In the ongoing, intensifying quest for true social equity, curator Bridget R. Cooks’ exhibition The Black Index makes the case for examining the volatile intersection of not only who is represented in visual culture but by whom they are depicted. In other words, as this remarkable exhibition posits, it is not enough that images of Black people are produced by artists and creatives — it specifically matters that it be Black artists who make them. Cooks, a UC Irvine associate professor of African American studies and art history, organized and curated the exhibition, which debuts at UCI before traveling to Palo Alto Art Center in May; University of Texas at Austin in the Fall; and Hunter College in January 2022.
The artists featured in The Black Index — Dennis Delgado, Alicia Henry, Kenyatta A.C. Hinkle, Titus Kaphar, Whitfield Lovell and Lava Thomas — take the power of self-representation to heart as not only an act of reclaiming the sovereign voice from the violent and insidious legacy of colonialism, but as a more perfect path to truth and complexity in art, and from there, in society as a whole. Across drawing, performance, mixed media, sculpture, and digital media, these artists take issue with the imposed mechanisms of “classification” endemic to the dominant American understanding of race, offering a poignant and self-determined set of alternatives.
Because of everything, the exhibition is only online (for now) but a well-produced virtual tour and other performance and conversation resources and even a curated playlist enrich the presentation. As you enter the site, perhaps the best place to start is with Kenyatta A.C. Hinkle’s Breathing Meditation, an unguided slideshow of drawings from her The Evanesced, The Untouchables 2020 series, whose gentle fades are timed to create serene breathing and a quiet state of open-mindedness and non-expectation with which to enter the exhibition. Hinkle’s large and growing suite of drawings represent the historical and present-day unsolved disappearances of Black women in loosely abstract, ethereal yet visceral “un-portraits” anchored in powerful details that somehow embody both erasure and endurance.
Dennis Delgado interrogates the racism built into policing and surveillance — and social media — technology, especially as run through facial recognition. Though we often think of tech as dispassionate, the reality is that the encoded structures and implicit biases of the largely white, male programming and algorithm workforce have follow-on effects in our society that can cause very real damage in application. Delgado uses the faces of icons of Black cinema as engaging touchstones for unpacking these dangerous dynamics.
Similarly, Titus Kaphar worked in collaboration with Reginald Dwayne Betts, a civil rights lawyer to examine the oppressive, destructive and probably unconstitutional effects of the cash bail system, which like so many other public institutions and policies, disproportionately impacts Black communities. The Redaction features poetry by Betts by sampling and excising texts from Civil Rights Corps lawsuits, overlaid on Kaphar’s etched portraits of incarcerated individuals. The works are quiet and pensive but also jarring as they express the absurdity of this pernicious inequality in a hybrid language that reveals the individual humanity behind the statistics and court battles.

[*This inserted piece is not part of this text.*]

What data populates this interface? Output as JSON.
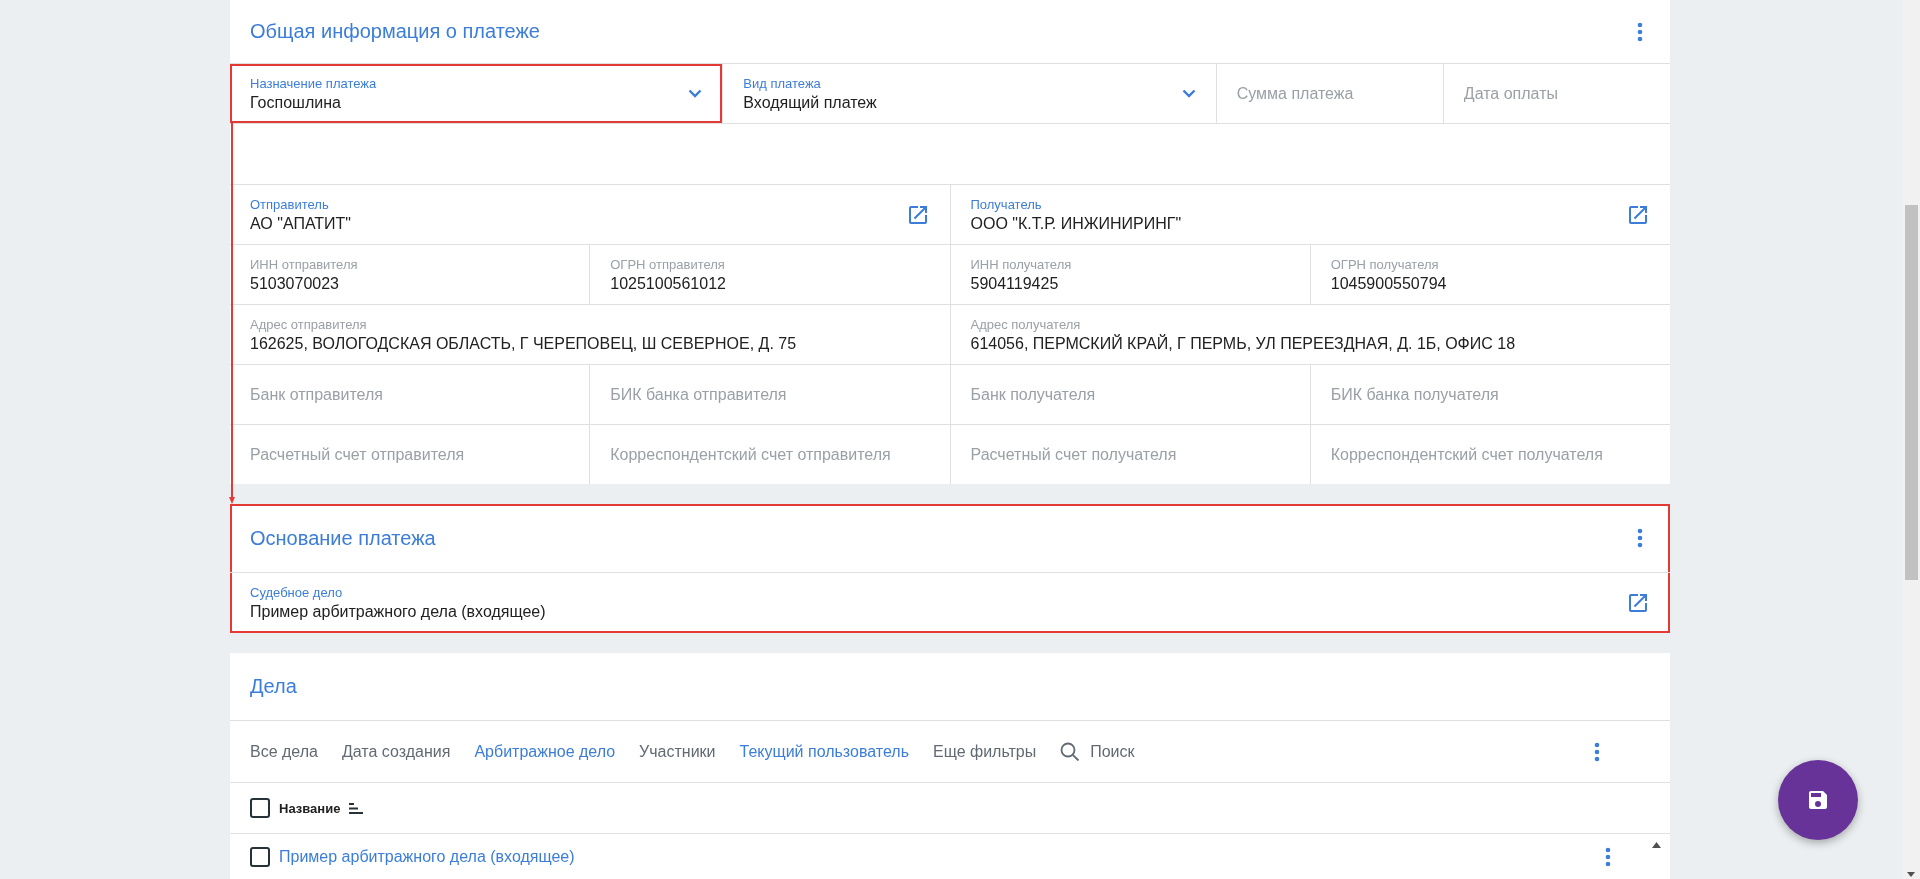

Whitfield Lovell combines drawn portraits of remembered figures from the African Diaspora — specifically people who lived in the time after the Emancipation Proclamation and before the Civil Rights Movement — with suites of ordinary playing cards. In these works, the cards symbolize the role of “chance” or indeed the power of larger forces beyond our control to shape our lives, while at the same time creating intimate works that evoke the energy of playfulness, social gathering, forecasting and inheritance. Cards are held in the hand, the energy of their users leave traces behind, and in this way something of the stories of bygone lives remains and gives even more life to the enchanting portraits they accompany.
Alicia Henry too is interested in the energy transferred through materials — from the recycled leather she works by her own hand or buries in the ground to soak up all that earth magic, before transforming these skins into families of “witnesses.” Her suite of sculptural masks suggests the waiting cohort of ancestors and the gathering of collective testimony as to the unsettled past and the urgent present.
And finally, Lava Thomas’ Mugshot Portraits: Women of the Montgomery Bus Boycott, transforms these records of arrest, intended by contemporaneous authorities to shame and frighten, into proud, emotionally rich depictions of these pioneering activists on par with the regal kind of imagery of a fully realized studio portrait. By showing the self-possession and inner strength of these early heroes not as dangerous criminals but as the valiant protectors of their communities, this series blends the past and the present into a march of quiet strength with which to face the future. The specific way in which this series in particular exists within the current political and social climate — not least in their centering of Black women on the vanguard of change — is the perfect capstone for this affecting and timely exhibition.
Online at UC Irvine Contemporary Arts Center through March 20, along with online programming including streaming conversations and soon-to-be-released filmed music, dance and performance art. For more information, visit The Black Index.